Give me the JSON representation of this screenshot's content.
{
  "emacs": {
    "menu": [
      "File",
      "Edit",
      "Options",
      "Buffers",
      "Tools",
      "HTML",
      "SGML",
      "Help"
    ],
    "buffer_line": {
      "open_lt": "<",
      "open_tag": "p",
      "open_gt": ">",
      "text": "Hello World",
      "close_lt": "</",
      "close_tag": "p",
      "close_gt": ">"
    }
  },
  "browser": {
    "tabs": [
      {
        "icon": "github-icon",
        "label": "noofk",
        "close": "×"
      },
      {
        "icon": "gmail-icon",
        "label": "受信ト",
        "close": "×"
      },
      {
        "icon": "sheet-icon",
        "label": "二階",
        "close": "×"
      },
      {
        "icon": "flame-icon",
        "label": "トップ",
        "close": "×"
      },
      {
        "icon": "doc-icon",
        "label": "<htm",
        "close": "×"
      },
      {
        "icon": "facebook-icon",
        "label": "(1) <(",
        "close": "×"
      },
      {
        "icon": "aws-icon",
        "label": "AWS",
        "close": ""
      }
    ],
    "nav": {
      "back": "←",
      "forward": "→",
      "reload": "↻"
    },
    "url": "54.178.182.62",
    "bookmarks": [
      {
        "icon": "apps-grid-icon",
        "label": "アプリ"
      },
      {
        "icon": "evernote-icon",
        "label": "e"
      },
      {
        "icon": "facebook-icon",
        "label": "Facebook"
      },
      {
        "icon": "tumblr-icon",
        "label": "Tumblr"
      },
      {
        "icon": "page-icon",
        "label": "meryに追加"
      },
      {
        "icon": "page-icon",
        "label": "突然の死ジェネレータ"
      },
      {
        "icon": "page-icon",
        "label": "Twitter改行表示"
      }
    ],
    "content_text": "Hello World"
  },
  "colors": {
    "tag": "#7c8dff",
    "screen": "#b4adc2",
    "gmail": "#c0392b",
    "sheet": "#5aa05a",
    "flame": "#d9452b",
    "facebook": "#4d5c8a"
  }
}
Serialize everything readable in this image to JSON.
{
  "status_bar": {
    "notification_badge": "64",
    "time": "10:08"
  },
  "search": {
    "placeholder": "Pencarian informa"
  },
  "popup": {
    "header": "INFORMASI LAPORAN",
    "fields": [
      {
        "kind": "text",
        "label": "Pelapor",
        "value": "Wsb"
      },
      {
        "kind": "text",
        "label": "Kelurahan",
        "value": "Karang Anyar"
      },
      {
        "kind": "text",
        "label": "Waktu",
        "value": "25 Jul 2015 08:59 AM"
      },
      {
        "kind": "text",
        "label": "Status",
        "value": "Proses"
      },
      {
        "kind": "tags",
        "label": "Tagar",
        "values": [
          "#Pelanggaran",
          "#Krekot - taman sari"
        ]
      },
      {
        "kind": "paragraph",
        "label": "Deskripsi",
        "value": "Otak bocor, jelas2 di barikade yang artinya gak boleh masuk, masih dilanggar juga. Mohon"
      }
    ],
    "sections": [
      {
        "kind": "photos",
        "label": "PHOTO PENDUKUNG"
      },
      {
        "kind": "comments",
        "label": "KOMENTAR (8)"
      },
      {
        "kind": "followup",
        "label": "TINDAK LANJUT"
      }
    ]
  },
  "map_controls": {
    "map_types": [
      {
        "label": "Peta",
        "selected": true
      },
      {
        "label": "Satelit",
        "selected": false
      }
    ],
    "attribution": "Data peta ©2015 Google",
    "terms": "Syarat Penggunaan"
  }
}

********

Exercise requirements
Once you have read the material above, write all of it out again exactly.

Solution for this problem
Give me the JSON representation of this screenshot's content.
{
  "emacs": {
    "menu": [
      "File",
      "Edit",
      "Options",
      "Buffers",
      "Tools",
      "HTML",
      "SGML",
      "Help"
    ],
    "buffer_line": {
      "open_lt": "<",
      "open_tag": "p",
      "open_gt": ">",
      "text": "Hello World",
      "close_lt": "</",
      "close_tag": "p",
      "close_gt": ">"
    }
  },
  "browser": {
    "tabs": [
      {
        "icon": "github-icon",
        "label": "noofk",
        "close": "×"
      },
      {
        "icon": "gmail-icon",
        "label": "受信ト",
        "close": "×"
      },
      {
        "icon": "sheet-icon",
        "label": "二階",
        "close": "×"
      },
      {
        "icon": "flame-icon",
        "label": "トップ",
        "close": "×"
      },
      {
        "icon": "doc-icon",
        "label": "<htm",
        "close": "×"
      },
      {
        "icon": "facebook-icon",
        "label": "(1) <(",
        "close": "×"
      },
      {
        "icon": "aws-icon",
        "label": "AWS",
        "close": ""
      }
    ],
    "nav": {
      "back": "←",
      "forward": "→",
      "reload": "↻"
    },
    "url": "54.178.182.62",
    "bookmarks": [
      {
        "icon": "apps-grid-icon",
        "label": "アプリ"
      },
      {
        "icon": "evernote-icon",
        "label": "e"
      },
      {
        "icon": "facebook-icon",
        "label": "Facebook"
      },
      {
        "icon": "tumblr-icon",
        "label": "Tumblr"
      },
      {
        "icon": "page-icon",
        "label": "meryに追加"
      },
      {
        "icon": "page-icon",
        "label": "突然の死ジェネレータ"
      },
      {
        "icon": "page-icon",
        "label": "Twitter改行表示"
      }
    ],
    "content_text": "Hello World"
  },
  "colors": {
    "tag": "#7c8dff",
    "screen": "#b4adc2",
    "gmail": "#c0392b",
    "sheet": "#5aa05a",
    "flame": "#d9452b",
    "facebook": "#4d5c8a"
  }
}
Serialize everything readable in this image to JSON.
{
  "status_bar": {
    "notification_badge": "64",
    "time": "10:08"
  },
  "search": {
    "placeholder": "Pencarian informa"
  },
  "popup": {
    "header": "INFORMASI LAPORAN",
    "fields": [
      {
        "kind": "text",
        "label": "Pelapor",
        "value": "Wsb"
      },
      {
        "kind": "text",
        "label": "Kelurahan",
        "value": "Karang Anyar"
      },
      {
        "kind": "text",
        "label": "Waktu",
        "value": "25 Jul 2015 08:59 AM"
      },
      {
        "kind": "text",
        "label": "Status",
        "value": "Proses"
      },
      {
        "kind": "tags",
        "label": "Tagar",
        "values": [
          "#Pelanggaran",
          "#Krekot - taman sari"
        ]
      },
      {
        "kind": "paragraph",
        "label": "Deskripsi",
        "value": "Otak bocor, jelas2 di barikade yang artinya gak boleh masuk, masih dilanggar juga. Mohon"
      }
    ],
    "sections": [
      {
        "kind": "photos",
        "label": "PHOTO PENDUKUNG"
      },
      {
        "kind": "comments",
        "label": "KOMENTAR (8)"
      },
      {
        "kind": "followup",
        "label": "TINDAK LANJUT"
      }
    ]
  },
  "map_controls": {
    "map_types": [
      {
        "label": "Peta",
        "selected": true
      },
      {
        "label": "Satelit",
        "selected": false
      }
    ],
    "attribution": "Data peta ©2015 Google",
    "terms": "Syarat Penggunaan"
  }
}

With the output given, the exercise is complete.